▶ **TRY IT**:
Copy out all the lines of the data precisely, omitting any pictures.

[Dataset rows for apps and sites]
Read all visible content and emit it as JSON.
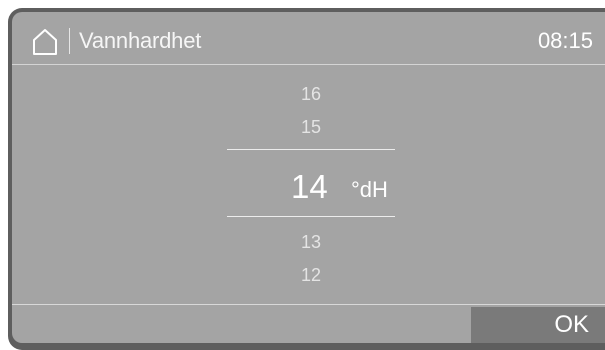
{
  "header": {
    "home_icon": "home-icon",
    "title": "Vannhardhet",
    "time": "08:15"
  },
  "picker": {
    "values_above": [
      "16",
      "15"
    ],
    "selected_value": "14",
    "unit": "°dH",
    "values_below": [
      "13",
      "12"
    ]
  },
  "footer": {
    "ok_label": "OK"
  },
  "colors": {
    "screen_background": "#a4a4a4",
    "bezel": "#5e5e5e",
    "ok_button": "#7a7a7a",
    "text": "#ffffff"
  }
}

▶ **SOLVED EXERCISE**:
Read all visible content and emit it as JSON.
{
  "header": {
    "home_icon": "home-icon",
    "title": "Vannhardhet",
    "time": "08:15"
  },
  "picker": {
    "values_above": [
      "16",
      "15"
    ],
    "selected_value": "14",
    "unit": "°dH",
    "values_below": [
      "13",
      "12"
    ]
  },
  "footer": {
    "ok_label": "OK"
  },
  "colors": {
    "screen_background": "#a4a4a4",
    "bezel": "#5e5e5e",
    "ok_button": "#7a7a7a",
    "text": "#ffffff"
  }
}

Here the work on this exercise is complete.